◆ Task prompt
Keep only those lines of the records that include the string "timestamp".

[Excerpts from an interface dataset]
# # # #
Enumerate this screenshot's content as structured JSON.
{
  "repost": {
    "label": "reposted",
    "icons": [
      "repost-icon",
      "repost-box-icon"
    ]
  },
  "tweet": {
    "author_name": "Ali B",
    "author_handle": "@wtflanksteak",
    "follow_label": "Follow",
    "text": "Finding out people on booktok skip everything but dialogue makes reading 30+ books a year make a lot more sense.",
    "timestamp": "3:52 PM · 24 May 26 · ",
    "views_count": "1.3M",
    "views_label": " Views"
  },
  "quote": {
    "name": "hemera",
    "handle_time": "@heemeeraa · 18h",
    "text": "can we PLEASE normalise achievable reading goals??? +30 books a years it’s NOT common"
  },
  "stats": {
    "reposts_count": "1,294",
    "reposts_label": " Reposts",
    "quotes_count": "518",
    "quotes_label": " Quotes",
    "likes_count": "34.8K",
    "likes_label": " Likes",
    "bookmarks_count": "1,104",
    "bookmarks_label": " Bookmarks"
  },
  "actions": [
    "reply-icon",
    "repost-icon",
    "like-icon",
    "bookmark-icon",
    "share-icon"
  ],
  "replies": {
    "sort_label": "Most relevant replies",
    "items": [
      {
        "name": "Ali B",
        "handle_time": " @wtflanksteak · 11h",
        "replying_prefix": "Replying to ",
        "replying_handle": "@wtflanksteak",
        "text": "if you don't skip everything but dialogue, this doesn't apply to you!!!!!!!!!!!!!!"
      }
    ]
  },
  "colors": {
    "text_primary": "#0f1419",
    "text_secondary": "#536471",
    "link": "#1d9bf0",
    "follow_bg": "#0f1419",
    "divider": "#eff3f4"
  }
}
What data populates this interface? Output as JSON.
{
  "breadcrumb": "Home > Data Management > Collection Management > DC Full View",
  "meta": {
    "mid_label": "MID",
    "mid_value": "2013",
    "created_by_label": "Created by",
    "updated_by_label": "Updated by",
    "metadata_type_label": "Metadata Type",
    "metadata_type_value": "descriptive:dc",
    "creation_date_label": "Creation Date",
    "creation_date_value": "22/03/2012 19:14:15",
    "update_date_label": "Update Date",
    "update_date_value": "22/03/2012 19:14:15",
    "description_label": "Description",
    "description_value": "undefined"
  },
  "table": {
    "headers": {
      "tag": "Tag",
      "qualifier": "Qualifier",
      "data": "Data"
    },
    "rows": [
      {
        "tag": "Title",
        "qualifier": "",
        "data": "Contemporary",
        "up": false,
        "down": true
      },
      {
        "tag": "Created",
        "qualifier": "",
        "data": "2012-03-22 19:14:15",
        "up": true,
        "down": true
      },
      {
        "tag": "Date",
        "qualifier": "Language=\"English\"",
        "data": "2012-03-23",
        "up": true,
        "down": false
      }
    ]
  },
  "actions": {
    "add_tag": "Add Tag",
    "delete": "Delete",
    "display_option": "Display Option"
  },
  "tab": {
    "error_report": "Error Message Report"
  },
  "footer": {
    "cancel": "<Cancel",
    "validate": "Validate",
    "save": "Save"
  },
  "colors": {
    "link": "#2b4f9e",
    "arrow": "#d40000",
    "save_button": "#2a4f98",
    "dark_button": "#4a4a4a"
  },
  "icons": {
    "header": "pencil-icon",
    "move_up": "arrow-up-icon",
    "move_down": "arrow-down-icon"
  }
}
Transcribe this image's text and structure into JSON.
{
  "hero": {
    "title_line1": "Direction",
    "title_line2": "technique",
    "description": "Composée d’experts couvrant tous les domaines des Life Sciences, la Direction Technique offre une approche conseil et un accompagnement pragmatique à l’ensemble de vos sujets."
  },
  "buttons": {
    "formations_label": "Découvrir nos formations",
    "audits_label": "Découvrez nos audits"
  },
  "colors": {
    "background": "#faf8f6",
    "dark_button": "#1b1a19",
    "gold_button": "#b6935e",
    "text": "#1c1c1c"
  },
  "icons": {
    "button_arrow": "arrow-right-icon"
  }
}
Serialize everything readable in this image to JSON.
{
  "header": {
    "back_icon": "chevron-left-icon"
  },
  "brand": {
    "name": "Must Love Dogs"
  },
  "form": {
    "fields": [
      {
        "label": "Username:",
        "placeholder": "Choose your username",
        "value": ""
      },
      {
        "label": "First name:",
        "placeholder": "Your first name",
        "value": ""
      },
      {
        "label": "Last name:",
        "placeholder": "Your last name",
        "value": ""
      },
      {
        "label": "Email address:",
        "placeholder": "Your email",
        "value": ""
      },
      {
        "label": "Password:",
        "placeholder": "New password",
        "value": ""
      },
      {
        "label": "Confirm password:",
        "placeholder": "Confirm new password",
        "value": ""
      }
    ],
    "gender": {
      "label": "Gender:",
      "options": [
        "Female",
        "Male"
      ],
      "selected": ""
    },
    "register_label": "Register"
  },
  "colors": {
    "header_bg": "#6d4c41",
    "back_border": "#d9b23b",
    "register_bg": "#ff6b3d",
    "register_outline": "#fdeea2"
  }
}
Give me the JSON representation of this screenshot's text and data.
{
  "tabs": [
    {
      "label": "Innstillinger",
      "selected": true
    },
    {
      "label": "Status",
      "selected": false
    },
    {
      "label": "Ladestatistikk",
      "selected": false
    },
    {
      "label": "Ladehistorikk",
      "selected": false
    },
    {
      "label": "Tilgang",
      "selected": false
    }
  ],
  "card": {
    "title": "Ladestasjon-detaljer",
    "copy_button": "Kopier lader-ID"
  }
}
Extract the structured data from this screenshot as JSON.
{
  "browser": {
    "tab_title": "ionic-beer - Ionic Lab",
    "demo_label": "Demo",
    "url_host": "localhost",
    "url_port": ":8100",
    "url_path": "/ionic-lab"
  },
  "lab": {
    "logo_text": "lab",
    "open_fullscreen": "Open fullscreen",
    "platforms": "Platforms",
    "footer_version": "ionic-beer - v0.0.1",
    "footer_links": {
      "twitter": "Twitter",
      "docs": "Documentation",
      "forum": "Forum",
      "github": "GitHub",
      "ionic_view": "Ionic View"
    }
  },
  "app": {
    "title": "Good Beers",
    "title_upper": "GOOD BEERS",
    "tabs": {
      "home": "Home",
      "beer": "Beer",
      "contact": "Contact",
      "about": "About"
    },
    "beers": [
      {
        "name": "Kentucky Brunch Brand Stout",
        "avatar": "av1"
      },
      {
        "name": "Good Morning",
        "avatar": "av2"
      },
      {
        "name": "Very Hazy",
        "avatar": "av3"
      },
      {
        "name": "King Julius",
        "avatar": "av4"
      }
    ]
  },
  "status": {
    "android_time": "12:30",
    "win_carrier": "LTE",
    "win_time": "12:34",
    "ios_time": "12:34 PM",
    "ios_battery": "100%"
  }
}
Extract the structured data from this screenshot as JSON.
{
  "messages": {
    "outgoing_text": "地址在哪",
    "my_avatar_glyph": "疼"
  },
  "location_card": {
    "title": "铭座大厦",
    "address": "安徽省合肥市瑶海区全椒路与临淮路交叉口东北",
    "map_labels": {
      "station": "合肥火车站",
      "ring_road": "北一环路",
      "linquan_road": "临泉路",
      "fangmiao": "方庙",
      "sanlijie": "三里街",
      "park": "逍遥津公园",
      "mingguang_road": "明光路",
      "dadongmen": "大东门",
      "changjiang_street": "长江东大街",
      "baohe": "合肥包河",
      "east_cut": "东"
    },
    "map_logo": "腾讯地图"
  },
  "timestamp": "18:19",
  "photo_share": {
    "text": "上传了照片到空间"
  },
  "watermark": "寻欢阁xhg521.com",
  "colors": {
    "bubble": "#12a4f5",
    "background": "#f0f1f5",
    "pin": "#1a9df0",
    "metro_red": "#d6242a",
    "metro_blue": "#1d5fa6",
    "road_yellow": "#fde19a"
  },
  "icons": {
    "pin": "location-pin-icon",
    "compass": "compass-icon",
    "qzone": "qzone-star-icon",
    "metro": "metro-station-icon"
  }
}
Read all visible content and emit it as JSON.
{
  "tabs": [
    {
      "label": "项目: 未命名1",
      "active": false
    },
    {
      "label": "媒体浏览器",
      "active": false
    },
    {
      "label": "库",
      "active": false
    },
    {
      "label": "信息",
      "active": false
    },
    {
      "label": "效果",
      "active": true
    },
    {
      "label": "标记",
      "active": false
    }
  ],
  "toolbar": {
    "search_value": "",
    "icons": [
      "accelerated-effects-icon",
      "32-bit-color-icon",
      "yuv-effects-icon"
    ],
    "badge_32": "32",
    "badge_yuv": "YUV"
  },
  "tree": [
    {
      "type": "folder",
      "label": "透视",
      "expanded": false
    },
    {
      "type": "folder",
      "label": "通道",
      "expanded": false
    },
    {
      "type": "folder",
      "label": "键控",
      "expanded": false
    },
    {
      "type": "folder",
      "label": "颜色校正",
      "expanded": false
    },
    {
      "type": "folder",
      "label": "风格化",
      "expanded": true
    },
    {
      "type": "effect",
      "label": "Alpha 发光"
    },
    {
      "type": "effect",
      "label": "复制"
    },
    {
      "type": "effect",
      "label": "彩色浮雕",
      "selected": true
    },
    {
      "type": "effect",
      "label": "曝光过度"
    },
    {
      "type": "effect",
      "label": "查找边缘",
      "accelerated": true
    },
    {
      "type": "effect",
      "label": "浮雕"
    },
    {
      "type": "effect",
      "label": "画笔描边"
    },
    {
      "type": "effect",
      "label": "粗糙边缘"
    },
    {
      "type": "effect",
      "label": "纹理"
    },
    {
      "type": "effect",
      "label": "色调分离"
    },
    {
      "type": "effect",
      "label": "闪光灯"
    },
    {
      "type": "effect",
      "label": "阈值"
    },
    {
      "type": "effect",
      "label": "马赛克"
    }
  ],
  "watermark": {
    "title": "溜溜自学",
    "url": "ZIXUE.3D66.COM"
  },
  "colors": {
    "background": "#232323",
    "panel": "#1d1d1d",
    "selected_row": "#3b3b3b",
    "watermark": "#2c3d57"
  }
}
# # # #
◆ Exercise output
    "timestamp": "3:52 PM · 24 May 26 · ",
  "timestamp": "18:19",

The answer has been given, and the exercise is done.